For clients looking for something more luxurious, the company offers Vivos Europa One, billed as a “modern day Noah’s Ark” in a former Cold War-era munitions storage facility in Germany. The structure, carved out of solid bedrock, offers 34 private residences, each starting at 2,500 sq. ft., with the option to add a second story for a total of 5,000 sq. ft.
The residential units will be delivered empty and each owner will have the space renovated to their needs, choosing from options that include screening rooms, private pools, and gyms. Vicino compares the individual spaces to underground yachts and even recommends owners commission the same builders and designers who worked on their actual vessels.
“The sky is the limit,” Vicino explains. “Our clients are ordering everything from high-end appliances and glamorous furniture to modern technology and decorative lighting fixtures. No expense is being spared.”
Clyde Scott, President & CEO of Rising S Company, urges his clients to choose utilitarian and LED lighting for reliability and simplicity, plus the estimated lifespan of 50,000 hours or roughly 10 years or more. Rising S manufactures steel underground bunkers, storm shelters, safe rooms, blast doors, and emergency shelters.
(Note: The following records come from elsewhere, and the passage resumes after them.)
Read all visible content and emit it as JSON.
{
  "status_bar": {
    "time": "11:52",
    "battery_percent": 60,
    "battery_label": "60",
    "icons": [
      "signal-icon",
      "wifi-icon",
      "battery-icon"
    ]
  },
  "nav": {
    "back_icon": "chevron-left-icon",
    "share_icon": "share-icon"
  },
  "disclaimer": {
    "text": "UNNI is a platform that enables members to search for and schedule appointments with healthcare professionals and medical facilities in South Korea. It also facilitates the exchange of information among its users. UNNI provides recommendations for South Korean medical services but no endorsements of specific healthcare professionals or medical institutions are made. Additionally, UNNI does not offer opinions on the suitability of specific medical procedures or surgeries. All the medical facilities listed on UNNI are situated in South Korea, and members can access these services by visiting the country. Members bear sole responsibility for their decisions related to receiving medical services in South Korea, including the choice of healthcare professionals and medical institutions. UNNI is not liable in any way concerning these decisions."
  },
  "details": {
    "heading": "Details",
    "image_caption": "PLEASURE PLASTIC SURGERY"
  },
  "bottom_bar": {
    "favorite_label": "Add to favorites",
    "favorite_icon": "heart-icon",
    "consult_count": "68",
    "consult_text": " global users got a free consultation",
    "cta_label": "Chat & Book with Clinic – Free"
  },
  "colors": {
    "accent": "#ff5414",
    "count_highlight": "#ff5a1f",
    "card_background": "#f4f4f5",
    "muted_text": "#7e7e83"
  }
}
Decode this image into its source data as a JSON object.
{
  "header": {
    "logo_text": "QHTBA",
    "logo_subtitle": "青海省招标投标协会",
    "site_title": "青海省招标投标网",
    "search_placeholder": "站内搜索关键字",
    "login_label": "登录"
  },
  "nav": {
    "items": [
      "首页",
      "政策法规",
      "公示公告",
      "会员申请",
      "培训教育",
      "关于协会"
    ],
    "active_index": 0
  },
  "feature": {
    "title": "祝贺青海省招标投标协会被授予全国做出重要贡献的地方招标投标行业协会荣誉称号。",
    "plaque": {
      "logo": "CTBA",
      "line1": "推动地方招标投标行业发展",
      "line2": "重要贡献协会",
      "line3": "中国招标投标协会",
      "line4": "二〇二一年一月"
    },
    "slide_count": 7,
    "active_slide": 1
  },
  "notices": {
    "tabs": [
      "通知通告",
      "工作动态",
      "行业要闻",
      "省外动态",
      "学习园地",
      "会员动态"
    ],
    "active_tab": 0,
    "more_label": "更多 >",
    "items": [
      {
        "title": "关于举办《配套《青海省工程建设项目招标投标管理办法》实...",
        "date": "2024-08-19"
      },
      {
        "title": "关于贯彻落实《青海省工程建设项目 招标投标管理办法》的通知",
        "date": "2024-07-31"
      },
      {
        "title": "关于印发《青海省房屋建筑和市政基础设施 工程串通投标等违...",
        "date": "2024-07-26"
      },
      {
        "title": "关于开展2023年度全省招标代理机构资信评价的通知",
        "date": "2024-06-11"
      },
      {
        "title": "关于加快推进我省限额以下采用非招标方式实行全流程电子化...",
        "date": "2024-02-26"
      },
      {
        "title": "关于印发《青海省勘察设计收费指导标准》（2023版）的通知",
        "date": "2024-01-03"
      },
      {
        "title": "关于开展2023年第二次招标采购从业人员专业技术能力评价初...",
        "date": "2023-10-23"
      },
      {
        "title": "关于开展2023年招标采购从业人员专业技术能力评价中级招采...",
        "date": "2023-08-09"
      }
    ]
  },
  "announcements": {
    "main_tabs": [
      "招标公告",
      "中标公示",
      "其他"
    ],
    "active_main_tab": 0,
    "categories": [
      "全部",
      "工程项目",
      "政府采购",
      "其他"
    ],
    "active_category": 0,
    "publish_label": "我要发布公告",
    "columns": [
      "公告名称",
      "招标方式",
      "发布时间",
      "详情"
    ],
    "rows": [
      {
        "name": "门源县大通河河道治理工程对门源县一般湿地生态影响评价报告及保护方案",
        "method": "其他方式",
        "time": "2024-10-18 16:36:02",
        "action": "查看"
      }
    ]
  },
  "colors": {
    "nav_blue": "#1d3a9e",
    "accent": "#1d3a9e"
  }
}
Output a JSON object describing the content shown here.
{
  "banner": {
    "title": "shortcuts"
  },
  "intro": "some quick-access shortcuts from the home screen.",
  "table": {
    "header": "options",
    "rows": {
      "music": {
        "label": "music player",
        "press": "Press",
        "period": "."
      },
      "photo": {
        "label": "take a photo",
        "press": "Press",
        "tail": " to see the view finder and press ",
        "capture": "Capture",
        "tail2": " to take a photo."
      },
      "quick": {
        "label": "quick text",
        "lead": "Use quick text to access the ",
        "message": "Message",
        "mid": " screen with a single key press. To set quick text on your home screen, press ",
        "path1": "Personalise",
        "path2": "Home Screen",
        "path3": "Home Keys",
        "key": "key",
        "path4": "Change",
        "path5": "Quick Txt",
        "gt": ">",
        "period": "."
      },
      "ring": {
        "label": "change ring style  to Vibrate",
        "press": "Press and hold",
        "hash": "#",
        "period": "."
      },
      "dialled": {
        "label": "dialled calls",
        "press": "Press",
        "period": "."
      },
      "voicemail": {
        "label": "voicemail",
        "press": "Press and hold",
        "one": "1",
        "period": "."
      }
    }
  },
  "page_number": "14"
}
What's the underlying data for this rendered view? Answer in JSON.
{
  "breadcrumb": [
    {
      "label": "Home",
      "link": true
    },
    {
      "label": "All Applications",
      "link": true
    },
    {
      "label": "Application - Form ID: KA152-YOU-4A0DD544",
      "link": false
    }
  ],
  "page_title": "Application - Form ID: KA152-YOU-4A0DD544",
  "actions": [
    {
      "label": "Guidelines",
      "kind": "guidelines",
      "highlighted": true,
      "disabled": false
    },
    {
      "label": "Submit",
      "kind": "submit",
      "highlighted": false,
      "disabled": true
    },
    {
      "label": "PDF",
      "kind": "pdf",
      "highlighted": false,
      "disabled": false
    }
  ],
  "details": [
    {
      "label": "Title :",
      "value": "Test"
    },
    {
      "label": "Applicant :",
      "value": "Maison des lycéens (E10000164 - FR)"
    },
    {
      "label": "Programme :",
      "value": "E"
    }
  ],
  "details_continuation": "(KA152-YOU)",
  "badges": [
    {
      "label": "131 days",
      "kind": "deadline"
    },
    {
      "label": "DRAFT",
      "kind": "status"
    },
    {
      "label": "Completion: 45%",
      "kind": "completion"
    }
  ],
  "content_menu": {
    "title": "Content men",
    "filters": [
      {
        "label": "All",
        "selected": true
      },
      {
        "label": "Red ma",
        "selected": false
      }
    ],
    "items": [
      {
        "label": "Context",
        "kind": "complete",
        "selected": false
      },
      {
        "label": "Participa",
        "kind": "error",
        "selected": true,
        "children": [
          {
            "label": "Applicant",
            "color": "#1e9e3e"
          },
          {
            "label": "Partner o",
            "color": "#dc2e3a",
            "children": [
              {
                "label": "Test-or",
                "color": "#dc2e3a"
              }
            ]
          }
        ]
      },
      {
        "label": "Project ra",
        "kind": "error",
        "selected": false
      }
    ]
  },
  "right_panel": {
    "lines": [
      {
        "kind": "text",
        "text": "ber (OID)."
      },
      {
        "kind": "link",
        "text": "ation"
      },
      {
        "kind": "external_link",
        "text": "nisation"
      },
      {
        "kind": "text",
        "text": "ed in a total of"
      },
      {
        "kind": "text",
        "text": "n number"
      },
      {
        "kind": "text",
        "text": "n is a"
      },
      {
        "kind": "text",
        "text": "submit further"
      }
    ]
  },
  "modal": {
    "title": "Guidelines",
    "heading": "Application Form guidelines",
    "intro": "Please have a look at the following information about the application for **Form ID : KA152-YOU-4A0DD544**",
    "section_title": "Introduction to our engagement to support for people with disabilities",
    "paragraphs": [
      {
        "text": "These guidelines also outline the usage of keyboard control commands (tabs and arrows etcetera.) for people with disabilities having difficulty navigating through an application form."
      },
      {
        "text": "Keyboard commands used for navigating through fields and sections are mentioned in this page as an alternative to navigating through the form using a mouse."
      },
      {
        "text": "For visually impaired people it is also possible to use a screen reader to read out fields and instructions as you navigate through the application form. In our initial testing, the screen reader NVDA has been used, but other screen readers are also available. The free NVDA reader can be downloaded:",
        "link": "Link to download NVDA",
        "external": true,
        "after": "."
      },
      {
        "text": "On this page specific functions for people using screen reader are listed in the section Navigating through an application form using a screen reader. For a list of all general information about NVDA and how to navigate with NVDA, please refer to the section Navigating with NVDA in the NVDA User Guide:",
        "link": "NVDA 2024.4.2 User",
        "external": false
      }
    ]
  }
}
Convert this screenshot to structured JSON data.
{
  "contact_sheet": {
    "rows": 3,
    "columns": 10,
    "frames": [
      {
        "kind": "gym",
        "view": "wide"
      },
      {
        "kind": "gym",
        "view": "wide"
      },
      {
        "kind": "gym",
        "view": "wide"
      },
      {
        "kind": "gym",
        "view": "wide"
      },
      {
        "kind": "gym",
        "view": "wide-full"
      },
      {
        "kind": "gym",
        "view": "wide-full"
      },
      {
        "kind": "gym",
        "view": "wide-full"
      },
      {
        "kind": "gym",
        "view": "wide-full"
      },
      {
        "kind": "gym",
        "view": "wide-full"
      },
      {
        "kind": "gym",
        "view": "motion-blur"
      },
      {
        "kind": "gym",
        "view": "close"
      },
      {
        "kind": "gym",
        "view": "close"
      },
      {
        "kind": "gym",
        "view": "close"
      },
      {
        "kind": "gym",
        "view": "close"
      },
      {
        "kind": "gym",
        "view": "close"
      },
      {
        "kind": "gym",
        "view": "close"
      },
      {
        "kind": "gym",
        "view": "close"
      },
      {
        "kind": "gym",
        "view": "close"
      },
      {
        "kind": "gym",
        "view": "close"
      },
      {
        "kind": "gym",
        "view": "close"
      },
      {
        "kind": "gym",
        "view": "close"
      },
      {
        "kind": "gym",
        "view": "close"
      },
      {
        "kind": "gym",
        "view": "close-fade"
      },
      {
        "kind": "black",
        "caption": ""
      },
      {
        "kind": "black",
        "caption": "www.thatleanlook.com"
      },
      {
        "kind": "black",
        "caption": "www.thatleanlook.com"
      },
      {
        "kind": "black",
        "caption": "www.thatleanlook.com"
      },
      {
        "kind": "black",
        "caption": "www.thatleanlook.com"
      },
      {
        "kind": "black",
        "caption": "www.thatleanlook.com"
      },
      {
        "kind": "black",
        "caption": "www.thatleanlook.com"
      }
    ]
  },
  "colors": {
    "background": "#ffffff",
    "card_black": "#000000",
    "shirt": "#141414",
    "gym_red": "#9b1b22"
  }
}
Since forming the company in 2003, Scott has constructed 20 shelters in Western Pennsylvania, with four in the Greater Pittsburgh area. As North Korean and Russian threats continue to raise demand, his company is building up to 300 per year worldwide at an average cost of $125,000.
“Practicality will always be first when making decisions about a product designed to save lives. Bunker lighting is just like home lighting, no more and no less creativity,” Scott remarks.